“Initially, I was shocked. The impact that the incident brought about was beyond imagination. It took me two years to accept that this event had happened!” shared Alex Chow, a well-built 17-year old, as he recalled the forest fire and landslide that hit their home hard three years ago.
California was hit by the most catastrophic forest fire on record at the end of 2017. Known as the Thomas Fire, the disaster struck the small town of Santa Barbara, California, where Alex and his family live in. The forest fires devastated the local vegetation and forests, leaving the lands bare. Then in early 2018, continuous heavy downpour which lasted for less than a month eventually led to landslides. Big rocks and sediment, together with burnt trunks and branches, poured down in torrents, destroying houses, roads, buildings and infrastructure, causing numerous injuries and even taking away lives.
Unfortunately, Chow’s house was wrecked by the landslide and they lost everything. Their close neighbours and schoolmates did not even manage to escape the disaster. When the bush fires initially happened, most of the town residents were evacuated. They were only allowed to return home when the fire was under control.
Destruction and desolation not only perturbed people’s life but also caused psychological trauma. After the disaster, the Chow family rebuilt their home and gradually life was back on track. It was not an easy journey as they took around three years to heal from both physical and mental pain.
Victim of climate change, a possibility for everyone
“In California, natural disaster happens from time to time. But I could never imagine that such a disastrous one would happen to our small town.”
Alex’s sister, Victoria, 14, who had experienced the natural disaster, said, “This could happen to anyone of us. Natural disasters are becoming more common than we thought.”

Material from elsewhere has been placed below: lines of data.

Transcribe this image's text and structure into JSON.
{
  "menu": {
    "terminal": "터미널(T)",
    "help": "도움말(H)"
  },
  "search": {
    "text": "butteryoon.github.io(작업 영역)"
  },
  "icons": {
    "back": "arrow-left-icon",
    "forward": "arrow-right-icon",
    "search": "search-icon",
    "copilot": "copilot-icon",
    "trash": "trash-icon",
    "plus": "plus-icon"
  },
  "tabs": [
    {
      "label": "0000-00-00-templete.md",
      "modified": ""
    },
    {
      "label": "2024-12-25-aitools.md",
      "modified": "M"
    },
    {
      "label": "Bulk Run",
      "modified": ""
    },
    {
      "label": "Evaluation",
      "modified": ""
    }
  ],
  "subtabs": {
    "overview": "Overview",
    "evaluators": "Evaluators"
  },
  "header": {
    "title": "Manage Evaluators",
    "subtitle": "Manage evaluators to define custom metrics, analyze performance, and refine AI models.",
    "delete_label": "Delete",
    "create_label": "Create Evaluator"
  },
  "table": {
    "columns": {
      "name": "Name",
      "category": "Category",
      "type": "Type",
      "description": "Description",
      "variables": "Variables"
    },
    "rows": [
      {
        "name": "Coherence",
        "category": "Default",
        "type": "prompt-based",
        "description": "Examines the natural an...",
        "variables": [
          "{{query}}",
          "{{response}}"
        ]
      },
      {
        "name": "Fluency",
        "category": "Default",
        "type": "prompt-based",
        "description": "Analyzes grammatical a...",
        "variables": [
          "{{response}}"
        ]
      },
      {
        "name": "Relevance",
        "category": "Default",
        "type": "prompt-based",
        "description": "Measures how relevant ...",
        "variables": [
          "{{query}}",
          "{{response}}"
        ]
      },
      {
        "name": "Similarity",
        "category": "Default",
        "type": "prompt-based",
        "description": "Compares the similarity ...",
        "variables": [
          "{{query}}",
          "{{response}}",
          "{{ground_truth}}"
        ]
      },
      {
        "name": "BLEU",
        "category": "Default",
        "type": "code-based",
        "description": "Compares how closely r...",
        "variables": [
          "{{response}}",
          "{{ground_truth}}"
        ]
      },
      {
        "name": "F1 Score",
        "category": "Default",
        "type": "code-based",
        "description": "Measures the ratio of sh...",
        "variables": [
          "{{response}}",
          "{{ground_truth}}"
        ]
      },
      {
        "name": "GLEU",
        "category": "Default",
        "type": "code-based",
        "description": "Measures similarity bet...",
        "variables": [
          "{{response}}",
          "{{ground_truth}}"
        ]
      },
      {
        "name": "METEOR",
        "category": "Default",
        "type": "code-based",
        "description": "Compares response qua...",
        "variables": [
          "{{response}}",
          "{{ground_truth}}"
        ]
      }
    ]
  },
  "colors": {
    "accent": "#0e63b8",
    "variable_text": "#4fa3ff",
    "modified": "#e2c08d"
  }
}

Growing up in southern California, the Chow siblings have witnessed an increase in average temperature over the years with swift temperature fluctuation occurring within hours. And this, together with shortfalls in rain, has caused thousands of bush fires to happen every year, be it large or small. With the fire igniting in the wood, the air will eventually be choked by haze and outdoor activities will be restricted. Indeed, the climate for the past decade has become increasingly dry. This has caused them to suffer from nose bleeding and dry skin, especially during the autumn.
To adapt to the ever-changing climate, they have gradually modified their lifestyles. They cultivate environmentally friendly habits, such as taking a quick shower within 5 minutes each time, switching off the light whenever not in use, and turning on the dishwasher and washing machine only when they are full. Furthermore, they have grown drought-resistant plants in their yard.
Climate Change, the cause of frequent natural disasters?
“Climate change is worsening. But this landslide was the worst, and we were directly affected.”
It is only after this disaster, the locals then recognized that everyone is equal in the face of catastrophe and that everyone should start to take actions to tackle this global issue.
The annual “Earth Day” is a big thing in California. When people discuss how to spend their time during this festive occasion, some would organise talks and sharing sessions in schools and it was no different for the high school the Chow siblings are attending. And for one of her assignments, Victoria Chow wrote an article discussing about the causes of natural disasters such as forest fires. From there, she deduced that climate change is indeed a significant contributing factor.
Similarly, Alex Chow believes the recurrence of natural disasters is likely to be a result of the worsening climate crisis. He raised examples that both the wildfire that ravaged Australia for one year and burnt countless animals together with Hurricane Harvey that devastated Texas and Louisiana were consequences of the climate changes. Sadly, there are still many that do not consider these to be the effects of global warming.
Like the Chow siblings initially, many people would never have expected to be caught in such an extreme situation, what more how it would affect them. Thus through their sharing, the siblings hope that everyone will remain vigilant and be well-prepared at all times.
Making Positive Impacts Starts with you
Recent studies have shown that the livestock industry consumes a large amount of the world's natural resources such as water and electricity.
The realisation that the livestock industry is the main culprit for the frequent natural disasters has made the Chow siblings believe that if everyone changes from being an omnivore to having a meatless diet, it can bring upon positive changes to the environment.
“Everyone should try to play their part to protect the environment by adopting a vegetarian diet. Although my brother and I are not full-fledged vegetarians, we first try to adopt a meatless diet and grow our vegetables at home,” Victoria Chow shared and acknowledged that there is still room for improvement as she is more well-informed and mature than people of her age.
“Changing habits is usually difficult at the beginning. However, if we persevere, we will be able to change it,” she then added on.
After having a close encounter with natural disasters, Alex reflected, “We should not be over-reliant on our material possessions as this may not last long during times of calamity.” Instead, he understood the importance of lifelong learning and the significance of kinship and friendship in life.
From the sharing of the Chow siblings, it echoes that regardless of how insignificant a youth’s effort may seem to be, as long as the youths believe that they can be responsible for the future of the environment and persist, they will be able to create a positive impact.